The majority of the migration in this second wave is happening from the urban areas of Maharashtra, Gujarat, and Delhi. Since most of the migrants are from Uttar Pradesh, Bihar and other eastern states, there could be a sharp rise in the number of unemployed people in those states when they would return, as well as adversely impact the economy of the states that the migrant workers are deserting.
Sectors like retail, catering, manufacturing, home service, etc. are already facing the heat. Transport and logistics are also being adversely affected. The disruption of production and supply has also begun and is likely to worsen in the coming days.
As previously discussed, the CMIE report shows that most of the loss of salaried jobs was registered in rural India. However, urban India still bore the loss 3.7 million salaried jobs from last year. New restrictions in urban areas are going to further reduce salaried employment in April and beyond.

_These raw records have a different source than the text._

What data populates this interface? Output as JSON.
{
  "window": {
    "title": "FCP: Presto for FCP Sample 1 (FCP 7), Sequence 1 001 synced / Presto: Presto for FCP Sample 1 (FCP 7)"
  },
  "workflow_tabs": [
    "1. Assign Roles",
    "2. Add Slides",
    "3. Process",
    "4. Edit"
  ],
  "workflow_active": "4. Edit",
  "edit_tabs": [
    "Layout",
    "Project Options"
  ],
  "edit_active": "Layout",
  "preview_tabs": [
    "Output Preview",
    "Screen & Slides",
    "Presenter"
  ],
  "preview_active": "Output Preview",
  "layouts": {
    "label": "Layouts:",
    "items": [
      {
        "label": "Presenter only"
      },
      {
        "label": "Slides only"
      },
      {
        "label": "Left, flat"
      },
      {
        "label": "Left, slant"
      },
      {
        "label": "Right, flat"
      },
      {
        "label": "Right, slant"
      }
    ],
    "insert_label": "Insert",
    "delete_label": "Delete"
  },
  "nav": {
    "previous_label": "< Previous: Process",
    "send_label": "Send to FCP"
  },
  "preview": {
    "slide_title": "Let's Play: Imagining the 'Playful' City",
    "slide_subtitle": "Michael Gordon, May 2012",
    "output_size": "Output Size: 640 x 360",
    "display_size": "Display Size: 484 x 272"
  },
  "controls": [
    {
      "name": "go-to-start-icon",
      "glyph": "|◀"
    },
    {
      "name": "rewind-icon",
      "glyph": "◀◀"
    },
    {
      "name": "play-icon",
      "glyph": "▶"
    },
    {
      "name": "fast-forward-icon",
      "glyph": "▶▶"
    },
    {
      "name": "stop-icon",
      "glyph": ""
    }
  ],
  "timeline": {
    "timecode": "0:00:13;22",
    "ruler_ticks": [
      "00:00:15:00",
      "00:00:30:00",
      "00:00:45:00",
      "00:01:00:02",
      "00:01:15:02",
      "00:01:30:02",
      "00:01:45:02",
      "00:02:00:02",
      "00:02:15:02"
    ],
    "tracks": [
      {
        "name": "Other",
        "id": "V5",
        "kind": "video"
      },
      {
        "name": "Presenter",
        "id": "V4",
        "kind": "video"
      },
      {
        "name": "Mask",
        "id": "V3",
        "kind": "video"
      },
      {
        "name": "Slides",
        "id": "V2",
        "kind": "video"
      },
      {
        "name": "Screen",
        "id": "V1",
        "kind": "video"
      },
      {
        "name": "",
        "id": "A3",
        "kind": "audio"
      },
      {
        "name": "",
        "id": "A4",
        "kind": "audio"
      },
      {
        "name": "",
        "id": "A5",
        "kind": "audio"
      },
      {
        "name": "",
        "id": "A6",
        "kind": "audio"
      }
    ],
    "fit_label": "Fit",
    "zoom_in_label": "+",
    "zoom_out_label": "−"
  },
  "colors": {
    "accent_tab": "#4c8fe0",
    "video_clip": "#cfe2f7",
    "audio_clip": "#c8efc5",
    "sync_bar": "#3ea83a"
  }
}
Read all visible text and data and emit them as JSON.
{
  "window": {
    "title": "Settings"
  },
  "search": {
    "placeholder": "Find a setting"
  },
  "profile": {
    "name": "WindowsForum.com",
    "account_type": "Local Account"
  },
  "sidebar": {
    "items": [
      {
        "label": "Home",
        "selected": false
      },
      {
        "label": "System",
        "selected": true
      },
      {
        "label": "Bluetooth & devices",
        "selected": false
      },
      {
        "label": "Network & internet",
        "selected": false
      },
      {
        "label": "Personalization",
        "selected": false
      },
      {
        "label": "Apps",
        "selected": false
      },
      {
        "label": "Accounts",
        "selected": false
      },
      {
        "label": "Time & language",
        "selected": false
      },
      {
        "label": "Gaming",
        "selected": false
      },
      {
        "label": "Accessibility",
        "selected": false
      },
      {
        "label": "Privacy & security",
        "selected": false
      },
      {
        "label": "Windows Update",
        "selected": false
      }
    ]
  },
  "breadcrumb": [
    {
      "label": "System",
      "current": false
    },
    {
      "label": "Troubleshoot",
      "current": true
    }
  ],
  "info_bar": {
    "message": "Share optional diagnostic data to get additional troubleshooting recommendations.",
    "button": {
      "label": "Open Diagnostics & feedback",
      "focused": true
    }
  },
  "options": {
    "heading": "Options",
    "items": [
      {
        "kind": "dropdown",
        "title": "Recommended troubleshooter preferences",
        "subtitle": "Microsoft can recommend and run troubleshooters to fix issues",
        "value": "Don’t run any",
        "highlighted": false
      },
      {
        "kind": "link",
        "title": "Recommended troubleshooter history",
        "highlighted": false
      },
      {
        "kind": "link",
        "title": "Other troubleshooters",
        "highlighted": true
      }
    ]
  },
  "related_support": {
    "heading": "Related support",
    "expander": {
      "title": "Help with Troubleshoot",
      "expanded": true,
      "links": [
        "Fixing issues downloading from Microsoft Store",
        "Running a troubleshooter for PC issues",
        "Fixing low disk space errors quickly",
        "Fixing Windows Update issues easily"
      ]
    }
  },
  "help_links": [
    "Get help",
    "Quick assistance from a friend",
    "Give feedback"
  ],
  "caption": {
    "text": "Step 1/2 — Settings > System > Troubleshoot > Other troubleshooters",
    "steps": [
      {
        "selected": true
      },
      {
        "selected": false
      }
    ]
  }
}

Lakhs of people who had lost their jobs in the first wave are yet to find employment, and they cannot hope to get it in the near future with the number of jobs diminishing fast. Finding any kind of new job in this scenario has become difficult, let alone decent jobs.
The wrecking of employment by the second COVID wave has made our economic recovery even more difficult. As per the CMIE report, labour participation in March 2021 was 40.2% as against 42.7% in 2019-20. Employment rate is also down to 37.6% as against 39.4% last year. The unemployment rate is at the-still high figure of 6.5 percent though, curiously, lower than 7.6% of 2019-20.
The CMIE report estimates that the present wave could add up to well over 120 million in job losses, which amounts to 30% of the total population employed across all sectors. Data from the first two weeks of April 2021 shows that the unemployment rate has risen to over 8%, with a 40% fall in the labour participation rate.
As of March 2021, the total employment figure in India was 398 million, which was 5.4 million lesser than the 403.5 million in 2019-20. This data, even though grave in itself, hides the much bigger casualty: that of people losing jobs and moving to other, often less productive and lucrative, jobs. About 8% of all employees migrated to agriculture, the productivity of which grew by only by 2-3%. It increased the employment count hiding the real loss.
It is imperative that the Union government analyse this data carefully, and address the crisis of unemployment urgently. (IPA Service)